Then one of the space cops gets on the losing end of a skirmish with a giant floating head (that trails smoky tentacles) and plunges to Earth. With dying advice about great responsibly and all that, he passes on his secret decoder ring to hotshot top gun Hal Jordan (Ryan Reynolds), along with a magic lantern. Then Jordan meets up with a couple more space cops and they school him in the Green Lantern way and send him off to save Earth from the giant floating head. By himself. Apparently, the Green Lantern has some pretty strict jurisdiction policies. Meanwhile, there’s a love interest (played by the inappropriately named Blake Lively) and Peter Sarsgaard as a brilliant nerd gone very, very bad.

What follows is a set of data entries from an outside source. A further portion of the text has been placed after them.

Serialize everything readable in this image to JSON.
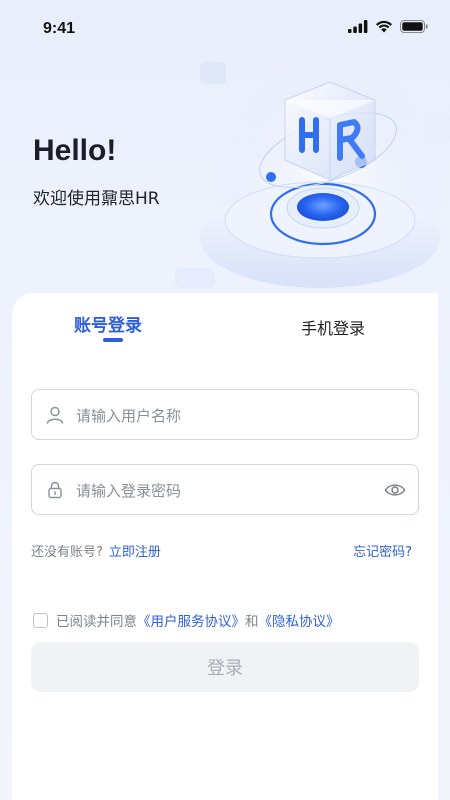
{
  "status_bar": {
    "time": "9:41",
    "icons": [
      "signal-icon",
      "wifi-icon",
      "battery-icon"
    ]
  },
  "hero": {
    "greeting": "Hello!",
    "welcome": "欢迎使用鼐思HR",
    "illustration": "3d-hr-cube-illustration"
  },
  "tabs": [
    {
      "label": "账号登录",
      "active": true
    },
    {
      "label": "手机登录",
      "active": false
    }
  ],
  "form": {
    "username": {
      "placeholder": "请输入用户名称",
      "value": "",
      "icon": "user-icon"
    },
    "password": {
      "placeholder": "请输入登录密码",
      "value": "",
      "icon": "lock-icon",
      "toggle_icon": "eye-icon"
    }
  },
  "links": {
    "no_account": "还没有账号?",
    "register": "立即注册",
    "forgot": "忘记密码?"
  },
  "agreement": {
    "checked": false,
    "prefix": "已阅读并同意",
    "service_link": "《用户服务协议》",
    "and": "和",
    "privacy_link": "《隐私协议》"
  },
  "login_button": "登录",
  "colors": {
    "accent": "#2f5fd8",
    "disabled_bg": "#f1f2f5",
    "disabled_text": "#a9adb5"
  }
}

As a superhero movie it handles itself adequately. Reynolds has the perfectly cut body and the attitude for the job, although he slips back into Van Wilder on occasion. Lively is easy on the eyes and isn’t too painful to watch impersonate a marionette. Sarsgaard is wasted in the role of the side villain, but seems to be having fun (or maybe he’s mentally calculating his chances with Lively at the wrap party).
Unfortunately, the script seems to have been passed through the hands of several writers (four, it turns out) and never really seems to focus on anything at all between action set pieces. It’s not all that complicated, yet everyone feels a need to explain things a li’l bit more than they need to be explained. Jordan mopes about for half the movie whining about responsibility. All sorts of disposable characters pop up to distract him from the pursuit of his story, then disappear, points unresolved. It’s never really clear what the whole issue is with Sarsgaard’s character.
But aside from that, the action generally delivers. At least it gave me something shiny to look at while thinking about other things—like whether Sarsgaard scored at the wrap party.